This violated the landfill’s Waste Facilities Permit, Land Use Permit, the Williamson Act, California Environmental Quality Act (CEQA), and CEQA guidelines, the firm’s Solid Waste Facilities Permit and San Joaquin County Zoning and Land Use Permit.

"The track record and performance of Forward Landfill is not good," said Katie Patterson, SJFB program director. These violations raise serious questions about Forward’s management effectiveness. In light of the many violations should the company have gotten this permit?"

Bird menace
Mike Gikas, past SJFB president and farmer near the Forward Landfill site wasn’t surprised by Forward’s transgressions. "That’s how they operate. Take the bird problem, for example."

He said Forward’s idea of reducing the risk of bird strikes to aircraft descending over the dump where birds congregate was to employ a falconer to unleash his raptor on the squadrons of birds in the runway approach area.

According to a statement from Forward, the company has frightened off 3,000 seagulls with noise-makers and falcons. "Releasing other predatory birds into the flight path doesn’t eliminate the bird strike potential," said Gikas. "At best, the falcon scared some seagulls."
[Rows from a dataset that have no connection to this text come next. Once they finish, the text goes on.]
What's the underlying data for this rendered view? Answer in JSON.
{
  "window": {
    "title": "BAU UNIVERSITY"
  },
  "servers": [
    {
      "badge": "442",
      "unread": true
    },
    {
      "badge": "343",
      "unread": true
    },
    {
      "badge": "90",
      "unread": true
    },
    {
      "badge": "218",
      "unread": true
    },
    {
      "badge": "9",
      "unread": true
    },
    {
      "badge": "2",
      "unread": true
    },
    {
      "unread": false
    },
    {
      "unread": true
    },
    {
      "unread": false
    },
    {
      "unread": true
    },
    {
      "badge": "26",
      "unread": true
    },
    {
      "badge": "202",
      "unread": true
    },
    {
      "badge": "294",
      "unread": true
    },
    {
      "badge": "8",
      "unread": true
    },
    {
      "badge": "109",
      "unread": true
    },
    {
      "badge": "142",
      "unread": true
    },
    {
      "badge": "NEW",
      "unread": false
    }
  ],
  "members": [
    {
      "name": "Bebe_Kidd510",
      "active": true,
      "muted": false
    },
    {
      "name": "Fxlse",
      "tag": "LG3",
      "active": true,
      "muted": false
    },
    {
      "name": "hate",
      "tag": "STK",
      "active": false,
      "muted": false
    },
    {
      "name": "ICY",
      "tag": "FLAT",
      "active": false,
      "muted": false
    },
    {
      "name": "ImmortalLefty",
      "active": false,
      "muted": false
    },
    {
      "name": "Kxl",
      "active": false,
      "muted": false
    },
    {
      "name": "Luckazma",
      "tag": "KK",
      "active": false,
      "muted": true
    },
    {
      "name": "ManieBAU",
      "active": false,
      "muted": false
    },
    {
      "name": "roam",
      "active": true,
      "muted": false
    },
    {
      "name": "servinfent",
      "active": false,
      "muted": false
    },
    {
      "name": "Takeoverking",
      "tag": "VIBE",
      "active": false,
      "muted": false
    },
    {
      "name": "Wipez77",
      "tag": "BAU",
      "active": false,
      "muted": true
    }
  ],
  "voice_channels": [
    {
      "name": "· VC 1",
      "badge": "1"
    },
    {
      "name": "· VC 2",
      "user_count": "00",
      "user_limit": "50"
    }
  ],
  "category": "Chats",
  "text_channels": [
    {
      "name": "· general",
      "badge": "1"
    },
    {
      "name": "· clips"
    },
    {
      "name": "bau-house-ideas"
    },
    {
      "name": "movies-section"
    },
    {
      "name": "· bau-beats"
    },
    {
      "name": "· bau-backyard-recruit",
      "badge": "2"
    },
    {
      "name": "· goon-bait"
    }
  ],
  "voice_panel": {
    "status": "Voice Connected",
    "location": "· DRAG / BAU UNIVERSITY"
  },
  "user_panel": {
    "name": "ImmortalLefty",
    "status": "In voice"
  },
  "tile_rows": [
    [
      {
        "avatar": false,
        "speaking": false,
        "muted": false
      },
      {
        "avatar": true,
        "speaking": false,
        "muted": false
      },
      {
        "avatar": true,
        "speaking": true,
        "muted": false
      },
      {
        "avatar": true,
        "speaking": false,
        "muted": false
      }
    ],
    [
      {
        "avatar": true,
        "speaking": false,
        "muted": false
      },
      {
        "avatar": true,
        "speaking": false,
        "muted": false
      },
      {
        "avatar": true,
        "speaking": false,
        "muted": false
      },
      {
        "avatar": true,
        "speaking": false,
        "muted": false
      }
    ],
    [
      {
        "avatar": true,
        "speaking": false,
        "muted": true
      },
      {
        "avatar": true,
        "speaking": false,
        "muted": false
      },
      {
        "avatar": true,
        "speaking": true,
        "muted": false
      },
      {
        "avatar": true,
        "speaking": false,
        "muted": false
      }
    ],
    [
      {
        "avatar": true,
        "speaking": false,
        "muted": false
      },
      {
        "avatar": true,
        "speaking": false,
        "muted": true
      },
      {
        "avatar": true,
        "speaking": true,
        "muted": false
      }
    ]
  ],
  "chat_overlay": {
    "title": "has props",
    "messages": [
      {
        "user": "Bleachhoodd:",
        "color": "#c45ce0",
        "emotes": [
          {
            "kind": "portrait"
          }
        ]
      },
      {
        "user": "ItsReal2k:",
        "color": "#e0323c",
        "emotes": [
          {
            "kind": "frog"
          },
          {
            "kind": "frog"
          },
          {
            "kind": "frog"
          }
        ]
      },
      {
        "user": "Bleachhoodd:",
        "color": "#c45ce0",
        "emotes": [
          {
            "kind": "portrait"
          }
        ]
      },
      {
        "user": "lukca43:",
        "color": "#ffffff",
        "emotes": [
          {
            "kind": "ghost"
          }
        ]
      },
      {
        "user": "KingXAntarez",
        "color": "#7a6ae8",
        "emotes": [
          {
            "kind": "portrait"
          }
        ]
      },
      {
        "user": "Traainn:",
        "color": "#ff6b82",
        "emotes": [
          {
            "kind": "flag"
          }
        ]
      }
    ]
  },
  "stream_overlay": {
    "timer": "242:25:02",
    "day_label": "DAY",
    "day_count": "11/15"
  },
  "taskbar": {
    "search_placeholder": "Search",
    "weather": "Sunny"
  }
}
Sullenberger’s opinion
Even Chesley "Sully" Sullenberger who ditched his U.S. Airways jet with 155 people on board into New York’s Hudson River after bird strikes killed both engines and turned his Airbus A320 into a glider, said in a letter to the Board of Supervisors they should turn down the expansion "…given the life and death matters at stake."

Expanding the landfill near an airport is an "incredibly bad idea" because risk is introduced, he said, and birds will continue to flock in the airport pattern.

Bad water?
Forward is managing past mitigation plans from the City of Stockton per agreements when they took over," said Patterson.

She also pointed out that the EIR for the expansion "has no proper analysis of the effects on water used for ag crops. Growers in the area are very concerned about this which could put walnuts, cherries, and field crops at risk."

Forward Landfill, expansion or not, is a project of no benefit to San Joaquin County, Patterson said, adding, "The benefits go outside the county. What’s needed are programs that benefit county residents and this fails to do that."

"At some point Forward’s runoff will get into Stockton’s water supply because the aquifer flows in that direction," Gikas said. "Some polluted water goes through a facility on the North Fork of Little John Creek where the fumes are burned off before the water flows on."

County left with debris
He also said that in 20 years when the aquifer pollution is easily measurable, "Forward will be long gone, with only the mounds of garbage, Class II toxic material, and polluted water remaining."

Forward Landfill "hasn’t paid close attention to proper management of water, roads and air issues, and unfortunately there is no mechanism to put these people in their place," Patterson said.